The leader of the radical left of Podemos announced Monday his surprise departure from a Spanish government in the grip of tensions, in order to stand in the regional elections in Madrid, a very risky bet.
“I am going to run in the May 4 elections in the Madrid region,” said Pablo Iglesias, a 42-year-old former professor of political science in a video posted on social networks which took the country by surprise. “I communicated (to the head of the socialist government) Pedro Sanchez my decision to leave my post in the government when the electoral campaign begins,” he added.
Tensions between the Socialists and Podemos
Founder and number one of Podemos since its creation in 2014, Pablo Iglesias also indicated that the current Minister of Labor Yolanda Diaz would replace him as the party’s candidate during the next legislative elections, scheduled for 2023. A little over a year later the formation of the first coalition government in the country since the end of the Franco dictatorship, this departure is a real political coup in Spain.
He intervenes against a background of growing tensions between the socialists of Pedro Sanchez and Podemos, the two formations that make up this minority executive of which Pablo Iglesias has been one of the four vice-presidents since January 2020.
A divisive figure for the Socialists, the latter had faced the veto of Pedro Sanchez when he entered the government, before the Socialist finally gave in after a new ballot in November 2019.
A risky bet for Iglesias
While Podemos is in decline, this decision is also a very risky bet for Pablo Iglesias who leaves the national political scene without any assurance of taking to the right the richest region of the country that she has ruled for more than 25 years. .
“It’s crazy, the costs are enormous” while “everyone gives the beaten left” in Madrid, judge Anton Losada, political scientist at the University of Santiago de Compostela.
“It’s a strong but politically risky bet. He can lose just as much as Isabel Diaz Ayuso, ”the current president of the region, adds Paloma Roman, professor of political science at the Complutense University of Madrid, the same where Pablo Iglesias taught.
Isabel Diaz Ayuso candidate on the right
A rising figure in the hard right-wing Popular Party, Isabel Diaz Ayuso also created a surprise by breaking off her alliance with the liberal Ciudadanos party last week to call early elections, a decision that redraws the landscape on the right.
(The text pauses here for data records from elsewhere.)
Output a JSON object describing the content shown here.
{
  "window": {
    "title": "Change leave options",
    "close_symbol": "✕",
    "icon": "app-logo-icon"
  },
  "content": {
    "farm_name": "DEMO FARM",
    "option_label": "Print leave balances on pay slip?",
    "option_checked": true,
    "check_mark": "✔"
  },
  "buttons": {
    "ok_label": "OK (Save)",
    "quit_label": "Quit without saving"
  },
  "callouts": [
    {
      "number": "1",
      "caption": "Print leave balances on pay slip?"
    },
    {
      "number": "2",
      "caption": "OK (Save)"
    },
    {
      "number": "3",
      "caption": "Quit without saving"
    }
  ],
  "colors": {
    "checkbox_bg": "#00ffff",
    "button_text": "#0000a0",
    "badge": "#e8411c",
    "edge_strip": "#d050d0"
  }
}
She said she feared the same fate as the PP in the region of Murcia (south-east), where it was also allied with Ciudadanos.
The liberals have effectively made an about-face in this region to promote a motion of censure against the PP with the socialists in an attempt to eject the conservatives from power. With the arrival of Pablo Iglesias, the regional election in Madrid strengthens its national dimension.